What’s Next?

U.S. - China trade negotiations seem to have bogged down once again.  Attempts by British Prime Minister Theresa May to negotiate a smooth exit from the EU have repeatedly failed and could put near-term trade between the UK and Europe in question.  Globally, most countries’ economies are slowing and the ECB (European Central Bank) recently announced it would launch new stimulus efforts to support the eurozone economy and keep its key interest rate at zero (yep that’s 0.00%) through 2019, longer than previously anticipated.  Oil prices rose 32% in the year’s first quarter propelled higher by attempts from OPEC countries to curb supply and central banks efforts to ease global growth fears.  Back in the U.S., inflation is still below the fed’s estimates, even with wage gains in February at a 10-year high of 3.4%.  This is partially due to increases in productivity which can directly offset wage pressures.   And home sales, as mentioned earlier, are rebounding thanks to falling mortgage rates. 

Investor perception merged with reality when after its March 19-20th meeting, the FOMC pivoted away from its prior position, indicating it will hold its benchmark rate steady at current levels and halt the shrinking of its balance sheet by the end of September, exactly two years after that shrinking process began.  According to Fed Chairman, Jerome Powell, “The U.S. economy is in a good place and we will use our monetary policy tools to keep it there.”  Hinting that interest rates could be on hold indefinitely, he went on to say, “It may be some time before the outlook for jobs and inflation calls clearly for a change in policy.”  My, oh, my, how quickly things change.  

Plan for the Unpredictable

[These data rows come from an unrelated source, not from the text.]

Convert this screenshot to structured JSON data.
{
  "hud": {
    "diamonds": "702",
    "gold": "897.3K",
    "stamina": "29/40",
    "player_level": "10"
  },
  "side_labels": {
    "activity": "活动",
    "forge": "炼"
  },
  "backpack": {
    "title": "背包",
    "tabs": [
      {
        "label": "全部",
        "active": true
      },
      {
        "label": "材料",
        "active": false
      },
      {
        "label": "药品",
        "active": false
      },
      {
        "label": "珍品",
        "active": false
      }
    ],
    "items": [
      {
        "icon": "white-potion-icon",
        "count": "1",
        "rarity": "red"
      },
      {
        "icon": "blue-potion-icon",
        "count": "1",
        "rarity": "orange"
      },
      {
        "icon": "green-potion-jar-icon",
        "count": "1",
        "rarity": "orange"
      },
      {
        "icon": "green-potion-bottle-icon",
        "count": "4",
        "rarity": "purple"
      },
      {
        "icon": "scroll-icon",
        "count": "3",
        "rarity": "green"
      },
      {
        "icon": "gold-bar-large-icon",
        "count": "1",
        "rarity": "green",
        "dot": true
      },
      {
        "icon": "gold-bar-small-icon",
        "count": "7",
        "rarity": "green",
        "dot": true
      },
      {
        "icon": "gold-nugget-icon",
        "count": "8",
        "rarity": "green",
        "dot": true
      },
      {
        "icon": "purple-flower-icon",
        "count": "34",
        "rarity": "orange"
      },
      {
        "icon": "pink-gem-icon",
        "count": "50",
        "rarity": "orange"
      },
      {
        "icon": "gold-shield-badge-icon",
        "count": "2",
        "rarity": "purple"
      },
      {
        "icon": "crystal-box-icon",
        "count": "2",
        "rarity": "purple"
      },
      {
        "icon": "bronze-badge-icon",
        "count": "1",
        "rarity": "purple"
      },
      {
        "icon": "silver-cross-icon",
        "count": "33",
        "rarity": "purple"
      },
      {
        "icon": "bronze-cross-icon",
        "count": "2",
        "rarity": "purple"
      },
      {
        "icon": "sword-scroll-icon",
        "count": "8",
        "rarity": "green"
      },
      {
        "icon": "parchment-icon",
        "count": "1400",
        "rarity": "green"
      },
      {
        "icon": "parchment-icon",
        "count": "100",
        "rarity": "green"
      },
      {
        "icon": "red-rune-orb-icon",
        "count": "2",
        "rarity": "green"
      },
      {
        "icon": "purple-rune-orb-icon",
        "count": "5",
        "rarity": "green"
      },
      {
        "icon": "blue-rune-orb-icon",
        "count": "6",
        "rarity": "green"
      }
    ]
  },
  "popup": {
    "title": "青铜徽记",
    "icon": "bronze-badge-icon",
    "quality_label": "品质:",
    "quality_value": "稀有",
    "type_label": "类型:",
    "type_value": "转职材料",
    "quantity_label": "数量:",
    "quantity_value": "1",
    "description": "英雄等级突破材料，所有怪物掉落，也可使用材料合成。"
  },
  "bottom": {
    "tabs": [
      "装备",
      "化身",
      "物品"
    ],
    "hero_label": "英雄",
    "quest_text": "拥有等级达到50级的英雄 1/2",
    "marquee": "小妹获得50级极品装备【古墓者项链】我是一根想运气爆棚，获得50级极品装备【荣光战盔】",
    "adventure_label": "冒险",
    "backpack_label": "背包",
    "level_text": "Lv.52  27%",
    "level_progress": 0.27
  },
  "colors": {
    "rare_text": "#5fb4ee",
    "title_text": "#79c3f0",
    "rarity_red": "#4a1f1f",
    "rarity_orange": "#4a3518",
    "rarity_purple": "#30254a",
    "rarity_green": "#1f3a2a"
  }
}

Markets are, and always will be, unpredictable.  There are simply too many variables that can impact markets which cannot be foreseen on a consistent basis.  For proof, look no further than stocks and bonds’ reaction in the quarter just ended.  In the face of global economic slowing with cascading reductions in earnings estimates, stocks produced double-digit gains, interest rates plunged, and oil prices soared.  Who would have guessed it?  You cannot use logic to predict the short-term direction of any market, be it stocks, bonds or commodities.  But you can have a plan that anticipates the very market conditions to which we have been exposed, good and bad. 

That plan should clearly define your goals and the resources available to fund those goals.  It should include assumptions about taxes, inflation and expenses.  It should analyze the historical risks and returns from various asset classes and recommend allocations which offer a reasonable probability for success, but without unnecessary risk.  It should assume a portfolio that is broadly diversified, low-cost, tax-efficient and periodically rebalanced.  Finally, it should allow for adjustments over time as your goals and financial situation change.  That is exactly what the team at Wealthview does every day in partnership with our clients.  What an honor and privilege to play our part in the effective stewardship of our clients’ financial resources.

Best wishes for a pleasant spring.